You keep hoping that all these nasty preliminaries will somehow be transcended and that the picture will finally begin following the example of "National Velvet" by depicting a young person's obession with horses. Ultimately, it becomes apparent that Forbes' miscalculations grow out of a fundamental inability or disinclination to identify with Sarah. Unlike Bagnold or Clarence Brown, who directed "National Velvet," Forbes shows no interest in the girl's imaginative world.
The recurrence of vicious of hysterical episodes - the "dead" finger, Sarah fleeing on horseback from young hooligans who end up burning to death in the wreck of their car, Velvet threatening Sarah because she ran away from "home", the shooting of a panic-stricken horse during a transatlantic plane flight - may be understandable if one thinks of them as avoidance mechanisms invented out of desperation. Whenever Forbes should be getting down to basic children's story business - Sarah and her love of horses - he conceals his shortcomings by trumping up another irrelevant crisis.
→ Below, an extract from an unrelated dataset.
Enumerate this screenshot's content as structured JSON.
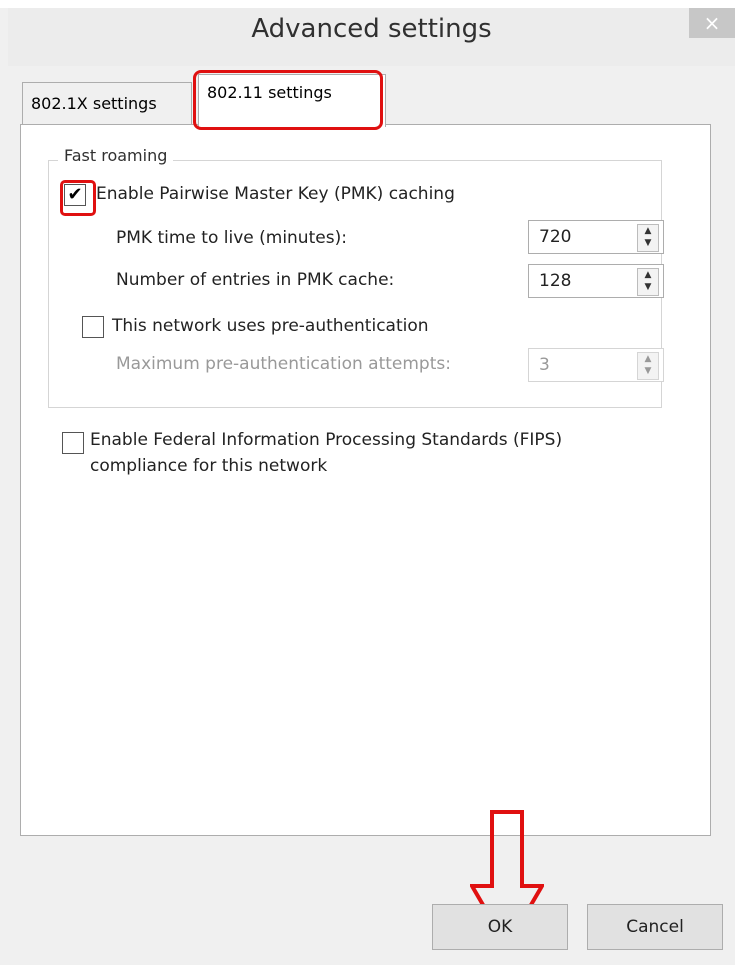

As a consequence, certain obligatory scenes appear to be missing, notably those accounting for the sudden reconciliation between Sarah and Velvet and Sarah's interest in equestrian competition. Forbes may be detected losing the grip on his own slippery continuity. Sarah's exacting equestrian coach, played by Anthony Hopkins, chides the girl for riding like a cowboy when it appears she's been living - and presumably riding - in England for years. During one sequence Forbes blithely inserts the Hopkins character as the narrator. Was Mrs. Forbes indisposed that day?
Despite all this confusion and ineptitude, Forbes may bail himself out with forgetful audiences by creating a measure of suspense around the climactic Olympic equestrian events, which are also very prettily, though not very informatively, photographed. It seems presumptuous of a film-maker who shortchanges the necessary dramatic preparation to expect rooting interest when he finally blunders down the stretch, but many customers do have shorter memories than the filmmakers themselves.
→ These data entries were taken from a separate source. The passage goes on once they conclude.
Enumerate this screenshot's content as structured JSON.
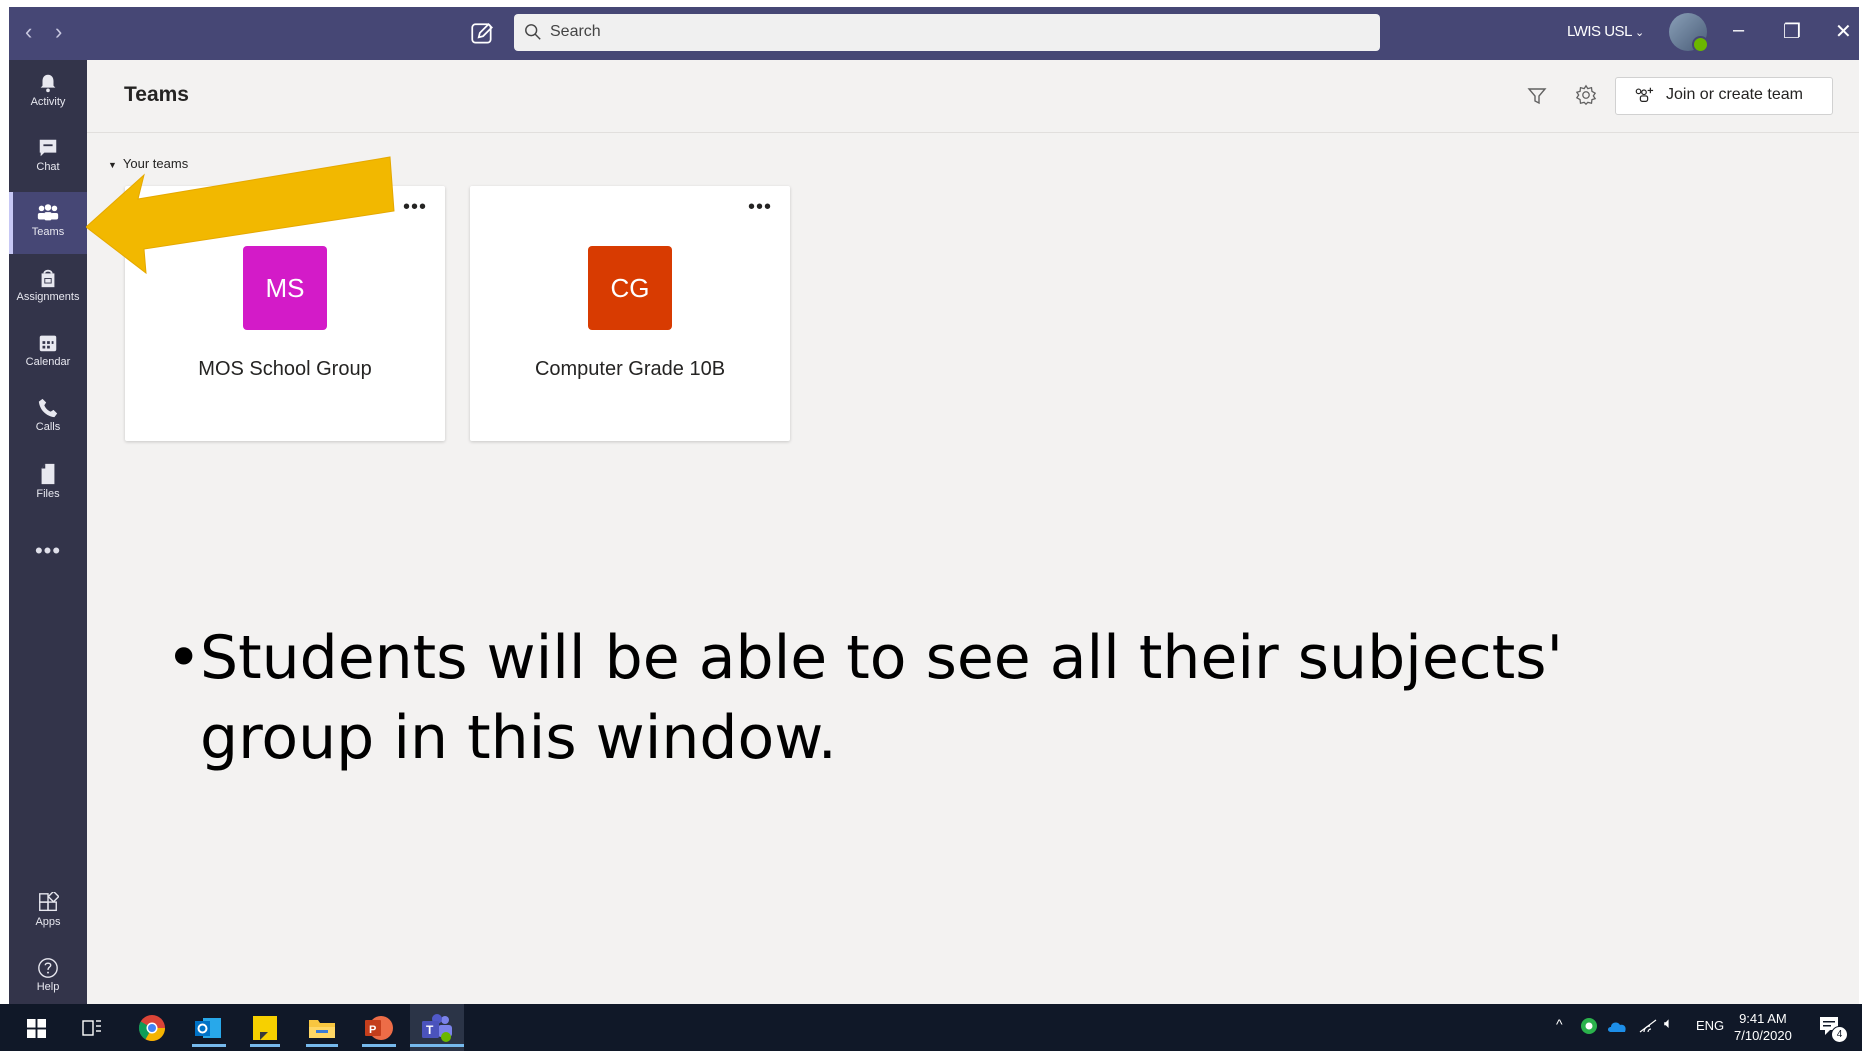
{
  "window": {
    "search_placeholder": "Search",
    "account_name": "LWIS USL",
    "minimize": "–",
    "restore": "❐",
    "close": "✕"
  },
  "rail": {
    "items": [
      {
        "label": "Activity",
        "icon": "bell-icon"
      },
      {
        "label": "Chat",
        "icon": "chat-icon"
      },
      {
        "label": "Teams",
        "icon": "teams-icon",
        "active": true
      },
      {
        "label": "Assignments",
        "icon": "assignments-icon"
      },
      {
        "label": "Calendar",
        "icon": "calendar-icon"
      },
      {
        "label": "Calls",
        "icon": "phone-icon"
      },
      {
        "label": "Files",
        "icon": "file-icon"
      }
    ],
    "more": "•••",
    "bottom": [
      {
        "label": "Apps",
        "icon": "apps-icon"
      },
      {
        "label": "Help",
        "icon": "help-icon"
      }
    ]
  },
  "header": {
    "title": "Teams",
    "join_button": "Join or create team"
  },
  "section_label": "Your teams",
  "teams": [
    {
      "initials": "MS",
      "name": "MOS School Group",
      "color": "#d31bc8"
    },
    {
      "initials": "CG",
      "name": "Computer Grade 10B",
      "color": "#d83b01"
    }
  ],
  "card_more": "•••",
  "caption": {
    "bullet": "•",
    "text": "Students will be able to see all their subjects' group in this window."
  },
  "taskbar": {
    "language": "ENG",
    "time": "9:41 AM",
    "date": "7/10/2020",
    "notification_count": "4"
  },
  "colors": {
    "titlebar": "#464775",
    "rail": "#33344a",
    "arrow": "#f2b800"
  }
}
Tatum O'Neal is not an engaging presence as Sarah, but the material is never designed to focus on her needs or feelings. At the beginning the title seems a misnomer, because one absumes the story will deal with a new young horsewoman, whose name isn't Velvet. Forbes covers himself rather cleverly on this subterfuge by pretending that the sporting press nicknames Sarah "International Velvet". However, he can't finesse the basic neglect of Sarah's character in order to emphasize Velvet's pedestrian anxieties.
Despite all of Velvet's earnest prattle, this movie lacks an essential source of strength available to "National Velvet" - the viewpoint of a woman novelist. Forbes enjoys fussing about Velvet's non-existent problems, but he's a patronizing interpreter of the Feminine Angel, fascinated mainly by the jingle of his own dialogue. At one point he even praises his stuff under cover of a casual remark by the Hopkins character about "my subtle wit and whimsical humor."
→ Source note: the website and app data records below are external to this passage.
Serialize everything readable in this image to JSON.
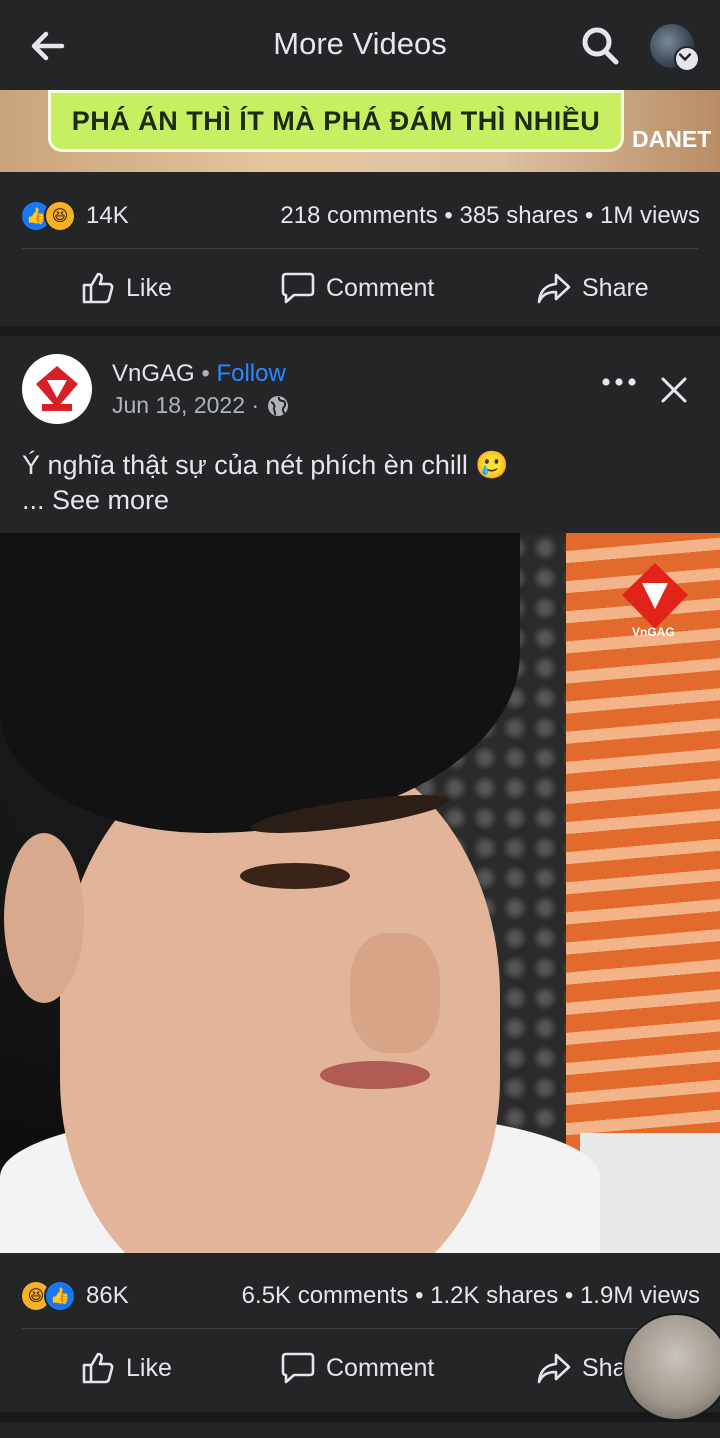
{
  "header": {
    "title": "More Videos"
  },
  "previous_post": {
    "video_caption": "PHÁ ÁN THÌ ÍT MÀ PHÁ ĐÁM THÌ NHIỀU",
    "video_watermark": "DANET",
    "reactions_count": "14K",
    "stats": "218 comments • 385 shares • 1M views",
    "actions": {
      "like": "Like",
      "comment": "Comment",
      "share": "Share"
    }
  },
  "post": {
    "page_name": "VnGAG",
    "separator": "•",
    "follow": "Follow",
    "date": "Jun 18, 2022 ·",
    "text": "Ý nghĩa thật sự của nét phích èn chill 🥲",
    "see_more": "... See more",
    "video_watermark": "VnGAG",
    "reactions_count": "86K",
    "stats": "6.5K comments • 1.2K shares • 1.9M views",
    "actions": {
      "like": "Like",
      "comment": "Comment",
      "share": "Sha"
    }
  },
  "icons": {
    "back": "arrow-left-icon",
    "search": "search-icon",
    "like": "thumbs-up-icon",
    "comment": "comment-bubble-icon",
    "share": "share-arrow-icon",
    "more": "more-horizontal-icon",
    "close": "close-icon",
    "globe": "globe-icon"
  },
  "colors": {
    "background": "#242526",
    "accent": "#2d88ff",
    "like_blue": "#1877f2",
    "haha_yellow": "#f7b125"
  }
}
What a travesty of progress! "National Velvet" matter-of-factly depicted Velvet's mother as the brains and inspiration of her family. "International Velvet" asks us to rejoice in the prospect of Sarah turning into a priggish limitation of her insufferable foster mum. We're supposed to be touched to the quick when Sarah president Velvet with her Olympic medal. It would have been more satisfying to see her present Auntie with a little box with a dead finger inside.